Health Care Disparities
Robert Cowan, MD, on Sex and Race Disparities in Migraine Patients
Subgroup disparities such as sex and race are more significant among patients with migraine, according to the results of a recent study presented at the American Academy of Neurology (AAN) 2021 Virtual Meeting.
The researchers utilized data from an annual cross-sectional patient chart audit of 1003 patients who were recently prescribed a calcitonin gene-related peptide monoclonal antibody or onabotulinumtoxinA. Subgroups were defined as man or woman for sex and White or minority for race.
An analysis was conducted of these subgroups, examining the age of first migraine episode and diagnosis; use of a migraine specialist; insurance coverage; type of migraine; comorbid hypertension, depression, or anxiety; and success of previous preventive therapies. Further, the researchers accounted for factors that affected therapy selection, such as patient request, efficacy onset speed expectation, family planning consideration, and nonadherence concern.
To learn more about the results of this study, Consultant360 reached out to study author and AAN session presenter Robert Cowan, MD. Dr Cowan is a professor of neurology and chief of the Division of Headache Medicine at Stanford University.
Consultant360: To begin, could you discuss what prompted this study?
Robert Cowan: I am a big believer in data-driven studies. That is not to say that the old paradigm of hypothesis-driven investigations has outlived their usefulness, but technology has given us an opportunity to collect large amounts of data and perform analytics to better understand the characteristics of a given population. I have worked with Spherix for several years now on projects that do exactly that. We do not set out to “prove” any hypothesis, rather we collect data, then try to understand it. It does not eliminate investigator bias because we still choose what questions to ask, but it greatly reduces it.
C360: Your study found that not only do disparities exist in subpopulations with migraine, but they are even more significant than those that are recognized in the general population. Is this a result that surprised you, or did you anticipate this?
RC: We did not know what the data would show. But am I surprised to find that disparities that exist in the general population exist and are exaggerated in traditionally marginalized populations? Hardly.
C360: According to your study, more women were diagnosed with chronic migraine while more men were diagnosed with low-frequency episodic migraine. What is the importance of this finding?

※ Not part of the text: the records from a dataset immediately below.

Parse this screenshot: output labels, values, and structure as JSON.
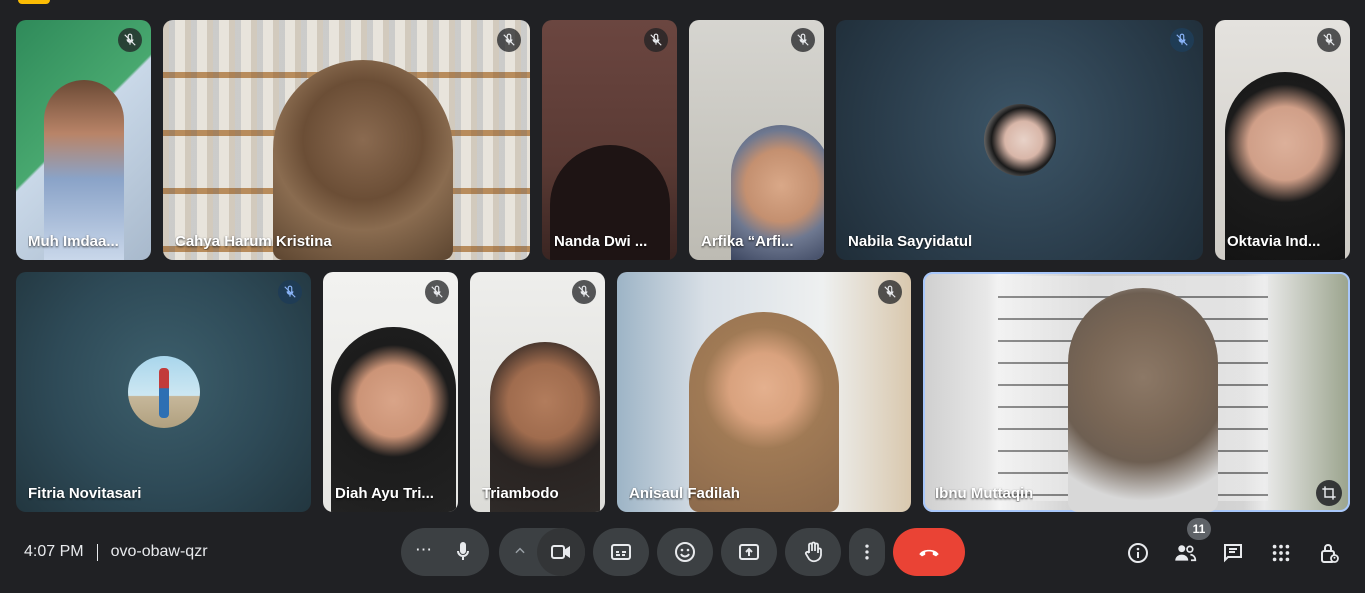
{
  "meeting": {
    "time": "4:07 PM",
    "code": "ovo-obaw-qzr"
  },
  "participants": [
    {
      "name": "Muh Imdaa...",
      "mic": "muted"
    },
    {
      "name": "Cahya Harum Kristina",
      "mic": "muted"
    },
    {
      "name": "Nanda Dwi ...",
      "mic": "muted"
    },
    {
      "name": "Arfika “Arfi...",
      "mic": "muted"
    },
    {
      "name": "Nabila Sayyidatul",
      "mic": "muted",
      "video": "off"
    },
    {
      "name": "Oktavia Ind...",
      "mic": "muted"
    },
    {
      "name": "Fitria Novitasari",
      "mic": "muted",
      "video": "off"
    },
    {
      "name": "Diah Ayu Tri...",
      "mic": "muted"
    },
    {
      "name": "Triambodo",
      "mic": "muted"
    },
    {
      "name": "Anisaul Fadilah",
      "mic": "muted"
    },
    {
      "name": "Ibnu Muttaqin",
      "mic": "on",
      "pinned": true
    }
  ],
  "controls": {
    "more_dots": "⋯",
    "participants_count": "11"
  },
  "colors": {
    "background": "#202124",
    "button": "#3c4043",
    "hangup": "#ea4335",
    "active_outline": "#a8c7fa"
  }
}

RC: Of course, the easy answer is sociologic—women tend to suffer in pain, and men are big babies. But saying that could get me into big trouble, so I think the more politically correct (and probably more accurate) interpretation is that we do not know. Estrogen? Sample bias? There could be lots of factors, and cultural influences could play a role. I think this is an example of how data-driven studies can generate interesting hypotheses that can then be tested.
C360: Your study notes that patient request, efficacy onset speed expectation, family planning consideration, and nonadherence concerns were among the factors that influenced therapy selection among minority patients. How will this knowledge impact future migraine care for minority patients?
RC: This underscores issues that are of critical importance in patient care: Who are the patients who come to see health care providers (and who are those that do not), and why?
This gives us real insight into focus of control issues and the opportunities that exist for education. Family planning considerations should remind us that the patient with migraine does not exist in a vacuum made of pain, nausea, and sensoriphobias but that this disease affects entire families, businesses, and social relationships. This in turn reflects issues of compliance and adherence. Too often, we think our job is done when we lay out the plan. Buy in and adherence are 2 different animals, and we need to consider both when we work with patients.
C360: What are the next steps for research in this area?
RC: Spherix and its advisors—myself included—refine the questions and focus of data collection based on what we learn. We will continue to use this approach to help us better understand differences among subpopulations within the migraine space. Hopefully others will look at this data and ask questions, generate hypotheses, and design studies to find the answers as well.
Cowan R, Stabb M, Robinson N, Schobel V. Understanding the impact of sex and race on the migraine patient’s journey in the United States: analyses from an annual cross-sectional patient chart audit. Paper presented at: American Academy of Neurology’s 2021 Virtual Annual Meeting; April 17-22, 2021; Virtual. https://index.mirasmart.com/AAN2021/PDFfiles/AAN2021-002115.html